Best Contemporary Romance/Fiction: If Only by Melanie Murphy
One of my all time favorite reads of 2019, Melanie Murphy’s debut fiction novel was a brilliant novel. The characters were engaging, the fantasy element of seeing various lives if the protagonist had made different choices was a great addition to the plot and yet it didn’t overpower the overall theme and romance of the story whatsoever. Its a story many people our age can identify with and the author’s voice and tone in the novel is entertaining, engaging and refreshing to read, making this a must read of 2019.
Best Dystopian Thriller: A Single Light (The Line Between #2) by Tosca Lee
A great ending to another brilliant duology, author Tosca Lee has created a wonderful dystopian thriller that showcases the continued struggle for survival in the face of a massive breakout. Months after surviving the events of book one, the protagonists must fight for survival in a crumbling society, and as secrets threaten to tear them apart, they must find that which makes life worth living in the face of great danger once more. A must read novel of 2019!
My all time favorite sci-fi read of 2019, my good friend author Rebecca Henry has created a fantastic story that delves into the best aspects of the sci-fi genre. Secret government operations, powerful aliens who have influenced society, time and space travel and so much more. It’s a sci-fi fans dream read and I highly recommend reading my full review to get a sense of this amazing novel.
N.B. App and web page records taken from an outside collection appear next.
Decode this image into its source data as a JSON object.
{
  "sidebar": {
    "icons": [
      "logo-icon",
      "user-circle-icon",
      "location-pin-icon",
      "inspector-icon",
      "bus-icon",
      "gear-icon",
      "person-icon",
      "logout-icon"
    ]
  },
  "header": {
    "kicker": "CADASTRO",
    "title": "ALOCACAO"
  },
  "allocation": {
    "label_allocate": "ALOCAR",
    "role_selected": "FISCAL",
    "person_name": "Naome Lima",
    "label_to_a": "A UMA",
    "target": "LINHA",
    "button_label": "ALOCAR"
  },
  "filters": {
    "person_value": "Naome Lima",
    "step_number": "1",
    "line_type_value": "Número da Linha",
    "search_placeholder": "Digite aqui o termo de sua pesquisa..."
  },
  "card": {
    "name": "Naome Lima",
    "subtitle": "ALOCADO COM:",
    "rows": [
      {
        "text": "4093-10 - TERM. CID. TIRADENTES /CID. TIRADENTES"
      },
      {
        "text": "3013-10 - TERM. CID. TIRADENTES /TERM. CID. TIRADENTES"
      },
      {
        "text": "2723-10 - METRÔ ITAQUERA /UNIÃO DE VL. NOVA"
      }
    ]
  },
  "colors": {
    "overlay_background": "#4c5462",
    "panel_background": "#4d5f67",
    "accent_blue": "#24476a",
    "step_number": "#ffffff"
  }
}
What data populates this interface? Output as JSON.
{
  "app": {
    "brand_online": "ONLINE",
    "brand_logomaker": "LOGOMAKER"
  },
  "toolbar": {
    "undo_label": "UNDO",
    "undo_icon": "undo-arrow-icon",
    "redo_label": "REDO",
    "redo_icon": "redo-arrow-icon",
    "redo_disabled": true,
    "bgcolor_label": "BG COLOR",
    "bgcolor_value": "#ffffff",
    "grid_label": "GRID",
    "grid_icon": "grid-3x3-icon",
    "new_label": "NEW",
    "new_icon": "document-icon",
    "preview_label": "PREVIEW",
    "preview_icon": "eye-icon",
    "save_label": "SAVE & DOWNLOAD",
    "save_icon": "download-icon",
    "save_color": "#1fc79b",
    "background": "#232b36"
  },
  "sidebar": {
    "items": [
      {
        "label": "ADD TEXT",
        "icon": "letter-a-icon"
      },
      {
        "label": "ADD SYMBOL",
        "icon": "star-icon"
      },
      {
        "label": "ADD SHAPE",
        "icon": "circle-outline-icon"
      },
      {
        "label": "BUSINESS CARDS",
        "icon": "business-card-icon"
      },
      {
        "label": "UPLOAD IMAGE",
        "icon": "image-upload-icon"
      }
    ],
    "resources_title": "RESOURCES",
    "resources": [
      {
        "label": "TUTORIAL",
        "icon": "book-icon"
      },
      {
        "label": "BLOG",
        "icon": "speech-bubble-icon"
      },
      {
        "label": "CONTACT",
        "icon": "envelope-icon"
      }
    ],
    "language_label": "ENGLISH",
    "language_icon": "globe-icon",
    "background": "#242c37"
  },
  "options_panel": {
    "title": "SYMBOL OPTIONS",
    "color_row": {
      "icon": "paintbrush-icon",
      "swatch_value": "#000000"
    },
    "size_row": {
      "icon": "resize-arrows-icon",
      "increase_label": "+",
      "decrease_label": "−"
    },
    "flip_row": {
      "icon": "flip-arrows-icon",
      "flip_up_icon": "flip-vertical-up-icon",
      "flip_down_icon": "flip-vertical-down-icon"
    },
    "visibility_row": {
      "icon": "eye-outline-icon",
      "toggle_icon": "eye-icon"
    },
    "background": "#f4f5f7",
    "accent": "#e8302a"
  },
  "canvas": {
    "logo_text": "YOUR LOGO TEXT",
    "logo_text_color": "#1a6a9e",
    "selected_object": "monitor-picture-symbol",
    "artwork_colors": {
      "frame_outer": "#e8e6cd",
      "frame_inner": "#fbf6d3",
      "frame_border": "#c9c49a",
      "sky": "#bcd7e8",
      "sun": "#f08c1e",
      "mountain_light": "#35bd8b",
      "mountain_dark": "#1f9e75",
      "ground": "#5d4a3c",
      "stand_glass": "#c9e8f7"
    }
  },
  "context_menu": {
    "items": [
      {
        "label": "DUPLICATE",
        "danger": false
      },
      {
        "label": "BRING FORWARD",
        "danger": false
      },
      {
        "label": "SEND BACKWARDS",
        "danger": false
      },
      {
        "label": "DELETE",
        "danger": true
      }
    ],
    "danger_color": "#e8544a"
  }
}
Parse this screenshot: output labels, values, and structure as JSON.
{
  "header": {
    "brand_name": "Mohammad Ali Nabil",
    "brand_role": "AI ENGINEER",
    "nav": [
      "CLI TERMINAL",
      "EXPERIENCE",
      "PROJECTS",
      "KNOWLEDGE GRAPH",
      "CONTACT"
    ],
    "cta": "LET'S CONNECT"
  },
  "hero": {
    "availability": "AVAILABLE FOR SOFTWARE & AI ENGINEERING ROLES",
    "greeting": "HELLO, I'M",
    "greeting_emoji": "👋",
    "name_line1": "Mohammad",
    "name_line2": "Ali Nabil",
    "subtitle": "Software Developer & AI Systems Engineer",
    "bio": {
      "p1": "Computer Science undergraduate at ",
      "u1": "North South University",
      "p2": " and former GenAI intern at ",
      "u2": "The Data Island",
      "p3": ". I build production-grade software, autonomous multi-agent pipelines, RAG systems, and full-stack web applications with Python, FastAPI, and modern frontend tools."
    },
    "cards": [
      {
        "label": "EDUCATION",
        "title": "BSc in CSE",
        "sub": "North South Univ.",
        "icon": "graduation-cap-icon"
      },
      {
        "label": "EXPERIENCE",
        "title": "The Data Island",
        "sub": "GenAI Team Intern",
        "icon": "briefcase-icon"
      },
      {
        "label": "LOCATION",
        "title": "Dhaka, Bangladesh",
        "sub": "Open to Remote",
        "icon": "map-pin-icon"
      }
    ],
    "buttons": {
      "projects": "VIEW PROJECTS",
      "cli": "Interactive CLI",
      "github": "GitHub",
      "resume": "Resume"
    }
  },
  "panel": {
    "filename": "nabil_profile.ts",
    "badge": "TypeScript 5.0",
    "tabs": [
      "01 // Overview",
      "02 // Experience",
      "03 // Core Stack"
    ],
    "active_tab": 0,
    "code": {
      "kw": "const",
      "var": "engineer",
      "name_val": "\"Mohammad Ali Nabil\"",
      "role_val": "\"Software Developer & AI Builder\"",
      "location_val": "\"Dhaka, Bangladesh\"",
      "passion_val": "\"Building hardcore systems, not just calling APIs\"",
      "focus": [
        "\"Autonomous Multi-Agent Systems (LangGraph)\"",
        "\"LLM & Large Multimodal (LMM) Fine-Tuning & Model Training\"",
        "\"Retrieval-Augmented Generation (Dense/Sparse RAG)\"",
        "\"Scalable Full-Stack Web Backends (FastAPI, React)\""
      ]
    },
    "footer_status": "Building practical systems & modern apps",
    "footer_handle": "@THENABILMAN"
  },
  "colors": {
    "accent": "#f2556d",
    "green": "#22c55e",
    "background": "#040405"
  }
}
Best YA Historical Fiction: The Girl the Sea Gave Back by Adrienne Young
If you are a fan of History’s Vikings or the legends of Norse Mythology mixed with historical settings then you will absolutely love Adrienne Young’s “The Girl The Sea Gave Back”. The novel is a sequel of sorts to “Sky in the Deep”, and expertly crafts a story of a young girl considered an outcast her entire life and burdened by knowledge of fate, and a young man striving to make a better life for his people years after the end of a decades long war. Its a great way of continuing the story of the original novel while focusing on new characters and a new period of time in this wonderful world the author has created.
Best Mystery Crime Thriller: The Sixth Wicked Child (4MK Thriller #3) by J.D. Barker
The exciting final chapter in one of the best crime thrillers of the decade, author J.D. Barker’s “The Sixth Wicked Child” is the brilliant concluding story in the 4MK Trilogy. The shocking game of cat and mouse between the protagonist and 4MK is taken to new heights in this novel, as readers are forced to examine whether or not the series protagonist is the hero they’ve been led to believe, or will he turn out to be the villain all along? A twisted tale that pushes everyone to their limit, this was a phenomenal read and one of the top books of 2019 for me personally.
Best Nonfiction: Shrapnel in the San Fernando Valley by Carol Es
Last but certainly not least is author Carol Es’s book “Shrapnel in the San Fernando Valley”. A heartbreaking and emotional journey, this non-fiction read was one of the best of 2019, and took readers through the author’s life as well as through the harrowing journey of being caught in the midst of a cult. It’s a gritty and realistic novel that will catch the reader off guard at times, but is well worth the read. Highly recommend!